And I say to you, I have also decided to stick with love, for I know that love is ultimately the only answer to mankind's problems. And I'm going to talk about it everywhere I go. I know it isn't popular to talk about it in some circles today. And I'm not talking about emotional bosh when I talk about love; I'm talking about a strong, demanding love. For I have seen too much hate. I've seen too much hate on the faces of sheriffs in the South. I've seen hate on the faces of too many Klansmen and too many White Citizens Councilors in the South to want to hate, myself, because every time I see it, I know that it does something to their faces and their personalities, and I say to myself that hate is too great a burden to bear. I have decided to love. If you are seeking the highest good, I think you can find it through love.[2]

For many of us, the past year has not been one that had engendered optimism about the future of racial justice and reconciliation in this country, or in our churches. In recent months, I have spoken with many Christians of diverse racial and ethnic identities who have battled cynicism. In the wake of all we experienced in 2016, they have lost hope that American Christianity can be redeemed, that our witness for the gospel in this “present evil age” (Gal. 1:4) will ever testify to the reality of God’s commitment to justice and reconciliation. They are discouraged and skeptical that this might ever happen. And they are profoundly tired. And I think I understand, even if imperfectly, why they feel that way.

So what will be needed in the days ahead? Simple optimism is bankrupt and unable to anchor us. But there is something deeper, something more enduring than optimism: hope. When optimism collapses under the weight of reality and pain, hope presses on. And there is love. When cynicism and fatigue press in, love is a ballast; love for God, love for neighbor.

In an age marked by incivility and polarization, what if the church led the way in love? When it comes to pursuing racial reconciliation, we may not always agree on the right step to take next. We will misunderstand one another and even offend one another. And quite often, our hearts will break as we walk the path of reconciliation.

Our churches, denominations and institutions are vulnerable to the pressures of anger, hatred and bitterness in a season like this. Self-righteousness is always lurking, telling us of our moral superiority and blinding us to the scandal of grace. And when all of this swirls together, it’s hard to smell much of the “aroma of Christ” (2 Cor. 2:15).

The Apostle Paul understood this. In the midst of horrific suffering and the constant attacks of his enemies (even many critics from within the church!), he held up the priority of love.

Love is patient and kind; love does not envy or boast; it is not arrogant or rude. It does not insist on its own way; it is not irritable or resentful; it does not rejoice at wrongdoing, but rejoices with the truth. Love bears all things, believes all things, hopes all things, endures all things. (1 Cor. 13:4-7).

That’s the path forward for our churches as we press on toward the vision of racial justice and reconciliation. This is the path of the risen Christ, who calls us to himself and to one another. And we will only walk the path if we “stick with love.”

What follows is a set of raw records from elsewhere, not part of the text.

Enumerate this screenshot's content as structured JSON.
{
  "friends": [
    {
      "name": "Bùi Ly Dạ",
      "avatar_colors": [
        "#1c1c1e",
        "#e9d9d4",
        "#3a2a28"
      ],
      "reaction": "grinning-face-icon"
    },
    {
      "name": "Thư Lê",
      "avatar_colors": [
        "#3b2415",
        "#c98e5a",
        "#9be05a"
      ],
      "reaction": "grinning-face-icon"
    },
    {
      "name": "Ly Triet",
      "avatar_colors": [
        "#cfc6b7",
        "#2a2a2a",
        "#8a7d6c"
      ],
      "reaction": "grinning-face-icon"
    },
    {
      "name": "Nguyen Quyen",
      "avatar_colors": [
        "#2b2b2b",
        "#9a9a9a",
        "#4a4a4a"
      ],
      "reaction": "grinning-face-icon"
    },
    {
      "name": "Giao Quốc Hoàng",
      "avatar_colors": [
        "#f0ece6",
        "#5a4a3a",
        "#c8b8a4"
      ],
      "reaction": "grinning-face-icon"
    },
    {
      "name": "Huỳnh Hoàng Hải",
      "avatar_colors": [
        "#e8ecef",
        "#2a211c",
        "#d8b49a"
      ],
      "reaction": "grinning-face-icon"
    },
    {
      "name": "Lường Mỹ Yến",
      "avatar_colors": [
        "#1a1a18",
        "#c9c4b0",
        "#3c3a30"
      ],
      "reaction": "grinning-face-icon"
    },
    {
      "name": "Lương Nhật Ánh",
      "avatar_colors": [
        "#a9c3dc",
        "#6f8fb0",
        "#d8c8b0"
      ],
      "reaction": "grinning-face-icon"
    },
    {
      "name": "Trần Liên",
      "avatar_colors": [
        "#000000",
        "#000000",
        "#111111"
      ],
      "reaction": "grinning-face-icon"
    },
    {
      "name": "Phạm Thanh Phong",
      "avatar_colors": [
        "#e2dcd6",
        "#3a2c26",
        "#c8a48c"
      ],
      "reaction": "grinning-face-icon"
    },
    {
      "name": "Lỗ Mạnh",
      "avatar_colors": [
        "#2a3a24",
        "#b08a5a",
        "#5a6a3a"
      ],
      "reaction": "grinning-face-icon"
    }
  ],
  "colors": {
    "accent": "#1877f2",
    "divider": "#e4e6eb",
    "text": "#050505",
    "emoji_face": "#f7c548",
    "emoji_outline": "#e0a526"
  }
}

Notes

  1. ^ “Letter from Birmingham City Jail” in A Testament of Hope: The Essential Writings and Speeches of Martin Luther King, ed. James M. Washington (New York: HarperCollins, 1986).
  2. ^ “Where Do We Go from Here?,” in A Testament of Hope: The Essential Writings and Speeches of Martin Luther King, ed. James M. Washington (New York: HarperCollins, 1986).